While those numbers every egomaniac may fail, anyone that has read of Larry Ellison and Steve Jobs knows differently. So, clearly some people’s egos drive them to great successes. But the hidden cost of that management style may be seen in Apple today. It was certainly in Jim Collins’ Good to Great. In short, a company built around a single ego always fails after the ego departs.
So, controlling our egos is critically important for most people’s success. And even if you are the next Steve Jobs your stockholders will thank you if you build a company that is not centered around your ego. Self-criticism is a piece of the broader category of emotional intelligence (EQ). Some authors conclude that EQ is more important to success than IQ.

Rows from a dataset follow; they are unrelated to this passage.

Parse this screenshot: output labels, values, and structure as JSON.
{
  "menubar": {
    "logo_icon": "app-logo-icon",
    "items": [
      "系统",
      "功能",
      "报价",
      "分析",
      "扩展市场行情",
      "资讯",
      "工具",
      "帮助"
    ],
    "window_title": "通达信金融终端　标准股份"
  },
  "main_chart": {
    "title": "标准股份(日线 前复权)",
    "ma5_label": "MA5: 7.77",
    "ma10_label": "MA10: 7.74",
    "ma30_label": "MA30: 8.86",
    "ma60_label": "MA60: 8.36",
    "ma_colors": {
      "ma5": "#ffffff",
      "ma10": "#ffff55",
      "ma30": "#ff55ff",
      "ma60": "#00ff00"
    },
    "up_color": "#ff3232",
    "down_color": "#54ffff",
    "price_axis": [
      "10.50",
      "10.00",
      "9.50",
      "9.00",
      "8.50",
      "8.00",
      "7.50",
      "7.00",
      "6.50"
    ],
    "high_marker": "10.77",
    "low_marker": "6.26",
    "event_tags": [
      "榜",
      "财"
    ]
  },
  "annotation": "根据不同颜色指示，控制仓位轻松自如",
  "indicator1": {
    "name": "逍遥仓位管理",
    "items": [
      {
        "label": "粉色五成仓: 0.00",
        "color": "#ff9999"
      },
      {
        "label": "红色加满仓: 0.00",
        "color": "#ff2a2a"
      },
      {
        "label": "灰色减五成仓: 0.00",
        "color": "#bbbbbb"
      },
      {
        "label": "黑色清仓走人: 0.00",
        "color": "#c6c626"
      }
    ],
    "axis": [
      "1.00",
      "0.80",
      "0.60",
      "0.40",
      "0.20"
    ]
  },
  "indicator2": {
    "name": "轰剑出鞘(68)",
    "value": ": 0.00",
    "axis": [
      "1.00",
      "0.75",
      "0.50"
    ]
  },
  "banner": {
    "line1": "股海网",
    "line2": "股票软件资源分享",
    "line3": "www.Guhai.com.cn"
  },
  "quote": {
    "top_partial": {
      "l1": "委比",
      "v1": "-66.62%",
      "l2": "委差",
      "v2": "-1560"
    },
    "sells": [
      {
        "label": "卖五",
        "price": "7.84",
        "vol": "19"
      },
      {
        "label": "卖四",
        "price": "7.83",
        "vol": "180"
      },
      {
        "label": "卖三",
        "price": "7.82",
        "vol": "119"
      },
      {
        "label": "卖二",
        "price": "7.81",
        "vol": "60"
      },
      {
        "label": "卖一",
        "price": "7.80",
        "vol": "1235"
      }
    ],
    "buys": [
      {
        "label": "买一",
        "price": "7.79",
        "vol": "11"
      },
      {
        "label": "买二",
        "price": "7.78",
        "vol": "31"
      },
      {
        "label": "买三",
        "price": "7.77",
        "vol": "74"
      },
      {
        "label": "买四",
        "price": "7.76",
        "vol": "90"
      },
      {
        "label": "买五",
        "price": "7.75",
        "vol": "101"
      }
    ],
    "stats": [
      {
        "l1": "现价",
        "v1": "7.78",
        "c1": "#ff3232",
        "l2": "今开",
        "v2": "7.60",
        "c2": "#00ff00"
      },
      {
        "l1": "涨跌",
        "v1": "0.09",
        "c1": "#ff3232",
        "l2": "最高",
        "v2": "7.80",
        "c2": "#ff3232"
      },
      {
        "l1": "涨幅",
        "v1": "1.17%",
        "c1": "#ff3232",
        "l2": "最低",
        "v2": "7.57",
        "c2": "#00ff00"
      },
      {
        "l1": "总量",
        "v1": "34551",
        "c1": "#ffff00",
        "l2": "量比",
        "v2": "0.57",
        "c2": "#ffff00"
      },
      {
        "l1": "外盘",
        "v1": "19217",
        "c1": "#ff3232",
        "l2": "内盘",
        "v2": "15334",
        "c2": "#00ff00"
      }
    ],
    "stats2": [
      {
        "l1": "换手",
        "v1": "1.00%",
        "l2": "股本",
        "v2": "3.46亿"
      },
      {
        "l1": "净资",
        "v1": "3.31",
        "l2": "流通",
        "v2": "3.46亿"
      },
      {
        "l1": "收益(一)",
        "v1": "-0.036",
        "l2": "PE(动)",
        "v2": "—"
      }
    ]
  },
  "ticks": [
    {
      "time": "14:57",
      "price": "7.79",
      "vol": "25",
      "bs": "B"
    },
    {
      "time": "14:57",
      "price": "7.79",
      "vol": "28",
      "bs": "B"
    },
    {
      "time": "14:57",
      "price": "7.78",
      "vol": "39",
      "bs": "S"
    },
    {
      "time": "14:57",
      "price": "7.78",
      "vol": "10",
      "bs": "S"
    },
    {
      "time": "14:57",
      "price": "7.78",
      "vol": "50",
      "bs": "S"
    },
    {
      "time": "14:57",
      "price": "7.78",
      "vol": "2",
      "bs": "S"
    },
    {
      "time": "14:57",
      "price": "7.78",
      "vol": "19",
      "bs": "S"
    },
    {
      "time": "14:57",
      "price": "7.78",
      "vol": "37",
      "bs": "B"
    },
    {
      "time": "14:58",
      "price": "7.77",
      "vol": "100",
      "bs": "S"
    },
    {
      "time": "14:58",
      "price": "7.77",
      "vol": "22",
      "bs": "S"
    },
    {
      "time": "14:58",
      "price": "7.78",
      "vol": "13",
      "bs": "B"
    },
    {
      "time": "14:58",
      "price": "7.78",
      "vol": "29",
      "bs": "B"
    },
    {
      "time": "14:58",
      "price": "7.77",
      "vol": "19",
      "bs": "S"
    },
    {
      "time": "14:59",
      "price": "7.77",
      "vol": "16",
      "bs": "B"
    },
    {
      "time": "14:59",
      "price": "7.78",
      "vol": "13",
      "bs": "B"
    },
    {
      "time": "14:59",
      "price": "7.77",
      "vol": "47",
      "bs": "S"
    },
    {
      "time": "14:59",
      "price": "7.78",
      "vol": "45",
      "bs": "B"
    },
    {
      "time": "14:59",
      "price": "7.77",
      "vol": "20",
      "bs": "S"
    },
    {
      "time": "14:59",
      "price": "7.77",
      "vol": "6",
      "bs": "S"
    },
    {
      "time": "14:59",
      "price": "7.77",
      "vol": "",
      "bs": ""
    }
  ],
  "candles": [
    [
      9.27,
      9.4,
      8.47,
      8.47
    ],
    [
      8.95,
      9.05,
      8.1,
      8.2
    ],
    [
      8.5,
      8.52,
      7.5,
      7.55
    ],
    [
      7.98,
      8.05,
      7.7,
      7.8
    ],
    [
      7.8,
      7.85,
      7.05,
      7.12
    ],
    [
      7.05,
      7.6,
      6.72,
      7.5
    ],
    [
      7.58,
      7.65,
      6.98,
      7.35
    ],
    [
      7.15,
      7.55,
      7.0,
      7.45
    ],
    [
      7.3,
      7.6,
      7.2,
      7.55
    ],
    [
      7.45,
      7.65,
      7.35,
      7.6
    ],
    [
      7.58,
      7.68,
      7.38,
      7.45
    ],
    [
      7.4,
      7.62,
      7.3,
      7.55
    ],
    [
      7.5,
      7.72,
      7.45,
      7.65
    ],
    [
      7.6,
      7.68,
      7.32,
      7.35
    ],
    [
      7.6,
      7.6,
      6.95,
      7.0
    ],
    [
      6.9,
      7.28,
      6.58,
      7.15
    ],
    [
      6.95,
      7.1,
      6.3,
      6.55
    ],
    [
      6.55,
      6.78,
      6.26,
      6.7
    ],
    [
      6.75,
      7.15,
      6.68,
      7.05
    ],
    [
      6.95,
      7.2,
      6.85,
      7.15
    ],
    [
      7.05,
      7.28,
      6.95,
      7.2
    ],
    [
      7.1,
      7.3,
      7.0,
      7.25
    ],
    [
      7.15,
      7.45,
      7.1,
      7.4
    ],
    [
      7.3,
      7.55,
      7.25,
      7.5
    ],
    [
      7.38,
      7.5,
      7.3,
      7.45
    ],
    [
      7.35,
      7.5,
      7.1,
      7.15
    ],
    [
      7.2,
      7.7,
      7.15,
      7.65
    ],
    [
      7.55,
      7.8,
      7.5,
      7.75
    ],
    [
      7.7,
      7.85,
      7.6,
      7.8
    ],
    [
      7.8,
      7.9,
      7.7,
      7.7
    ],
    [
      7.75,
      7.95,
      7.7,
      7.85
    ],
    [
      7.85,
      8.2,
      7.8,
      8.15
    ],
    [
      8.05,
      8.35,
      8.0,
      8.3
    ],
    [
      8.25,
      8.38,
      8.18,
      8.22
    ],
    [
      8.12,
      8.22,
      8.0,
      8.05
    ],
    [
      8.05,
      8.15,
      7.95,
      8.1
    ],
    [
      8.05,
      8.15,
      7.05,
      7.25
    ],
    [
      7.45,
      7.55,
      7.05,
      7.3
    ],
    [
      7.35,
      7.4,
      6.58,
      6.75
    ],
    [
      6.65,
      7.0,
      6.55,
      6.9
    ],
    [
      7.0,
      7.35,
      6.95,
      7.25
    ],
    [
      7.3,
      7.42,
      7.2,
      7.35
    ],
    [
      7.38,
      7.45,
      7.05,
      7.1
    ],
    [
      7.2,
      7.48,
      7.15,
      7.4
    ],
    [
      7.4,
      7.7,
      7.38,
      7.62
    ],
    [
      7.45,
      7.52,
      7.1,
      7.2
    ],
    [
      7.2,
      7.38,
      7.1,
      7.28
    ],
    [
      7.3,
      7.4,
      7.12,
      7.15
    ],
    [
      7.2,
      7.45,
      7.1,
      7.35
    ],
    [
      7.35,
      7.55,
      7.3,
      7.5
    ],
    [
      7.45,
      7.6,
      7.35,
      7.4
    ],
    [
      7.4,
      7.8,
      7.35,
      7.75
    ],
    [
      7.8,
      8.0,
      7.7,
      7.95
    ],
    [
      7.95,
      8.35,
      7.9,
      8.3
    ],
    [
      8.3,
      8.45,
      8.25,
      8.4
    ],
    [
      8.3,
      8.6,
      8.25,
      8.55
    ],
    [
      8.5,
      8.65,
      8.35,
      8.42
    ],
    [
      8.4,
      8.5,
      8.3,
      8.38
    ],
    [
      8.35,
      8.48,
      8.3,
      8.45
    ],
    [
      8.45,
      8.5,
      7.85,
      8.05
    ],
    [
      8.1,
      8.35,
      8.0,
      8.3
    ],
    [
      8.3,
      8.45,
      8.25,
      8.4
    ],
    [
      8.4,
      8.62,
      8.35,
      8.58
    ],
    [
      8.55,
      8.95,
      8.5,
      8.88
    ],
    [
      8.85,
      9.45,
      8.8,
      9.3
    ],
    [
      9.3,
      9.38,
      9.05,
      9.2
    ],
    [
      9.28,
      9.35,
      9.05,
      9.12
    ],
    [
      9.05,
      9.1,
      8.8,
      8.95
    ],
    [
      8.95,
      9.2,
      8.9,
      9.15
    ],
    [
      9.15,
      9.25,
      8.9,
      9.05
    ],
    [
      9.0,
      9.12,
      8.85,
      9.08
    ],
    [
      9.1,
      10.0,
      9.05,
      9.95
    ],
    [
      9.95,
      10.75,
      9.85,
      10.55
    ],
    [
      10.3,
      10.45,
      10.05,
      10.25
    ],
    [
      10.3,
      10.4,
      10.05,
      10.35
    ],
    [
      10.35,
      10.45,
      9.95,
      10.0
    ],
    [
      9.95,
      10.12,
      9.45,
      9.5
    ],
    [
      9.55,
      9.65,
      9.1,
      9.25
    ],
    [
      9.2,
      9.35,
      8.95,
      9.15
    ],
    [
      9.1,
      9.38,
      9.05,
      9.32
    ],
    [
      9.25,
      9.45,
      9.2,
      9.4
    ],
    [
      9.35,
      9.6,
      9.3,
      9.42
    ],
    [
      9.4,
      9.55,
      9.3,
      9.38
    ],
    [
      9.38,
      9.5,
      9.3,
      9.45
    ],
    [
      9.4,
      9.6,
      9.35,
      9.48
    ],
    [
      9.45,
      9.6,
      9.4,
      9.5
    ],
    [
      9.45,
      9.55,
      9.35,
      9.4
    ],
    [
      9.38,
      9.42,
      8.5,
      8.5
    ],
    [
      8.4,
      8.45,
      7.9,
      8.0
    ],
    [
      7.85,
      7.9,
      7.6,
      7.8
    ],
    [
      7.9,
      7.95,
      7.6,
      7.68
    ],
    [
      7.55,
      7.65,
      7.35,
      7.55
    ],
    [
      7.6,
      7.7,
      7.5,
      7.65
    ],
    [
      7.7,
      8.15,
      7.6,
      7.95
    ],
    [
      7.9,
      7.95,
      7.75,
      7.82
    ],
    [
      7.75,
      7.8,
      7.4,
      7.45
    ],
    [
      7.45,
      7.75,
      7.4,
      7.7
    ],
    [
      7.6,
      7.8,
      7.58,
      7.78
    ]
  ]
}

Like the dimensions of intelligence of which I have previously written, I suspect we each excel in some of the above and need improvement in others. For instance I believe I am strong in numbers one and two, acceptable in number four, and I am consistently working to improve myself in number three.
The article I linked above contains some recommendations of improving EQ. But I am developing my own philosophy for self-improvement with respect to EQ:
Many of my post-employment blog posts have revolved around my Chinese studies and how they have challenged one of my weakest capabilities (language). Today was one my worst days. And the second toughest was on Friday of last week, when I walked out of class an hour early. The last week has not gone well for me. It briefly passed my mind to consider quitting class today and instead spend my time on another project. But I remembered previous advice I shared here. I think I am now back on track.
I recognized in early June that I would have good and bad days. Our mind tends to project the future based on our most recent experiences. From one catastrophic day we are blinded from seeing two months of success. In trying to see the big picture, I am reminded of a humbling, true and somewhat funny witticism: no matter how amazing or embarrassing you were today approximately one billion Chinese people could not give a damn. That really puts things in perspective.
My bad day started as others have: I had misunderstood previous instructions and arrived unprepared. While everyone else reviewed their mock final test I sat there on my own. That was today’s first hour. It was not fun to see everyone else getting prepared for Wednesday’s final while I sat on the sidelines. My mind was in a bad place, for sure. One thing that helped me get back on track today was an exercise in positivity I developed with guidance from Mush Panjwani. Specifically Amy Cuddy’s posture advice had a dramatic effect on my mental state when I followed it in our ten minute break. That stuff works.
But today I made another discovery with respect to my Chinese studies. I need to change tactics. And this is fairly easily done.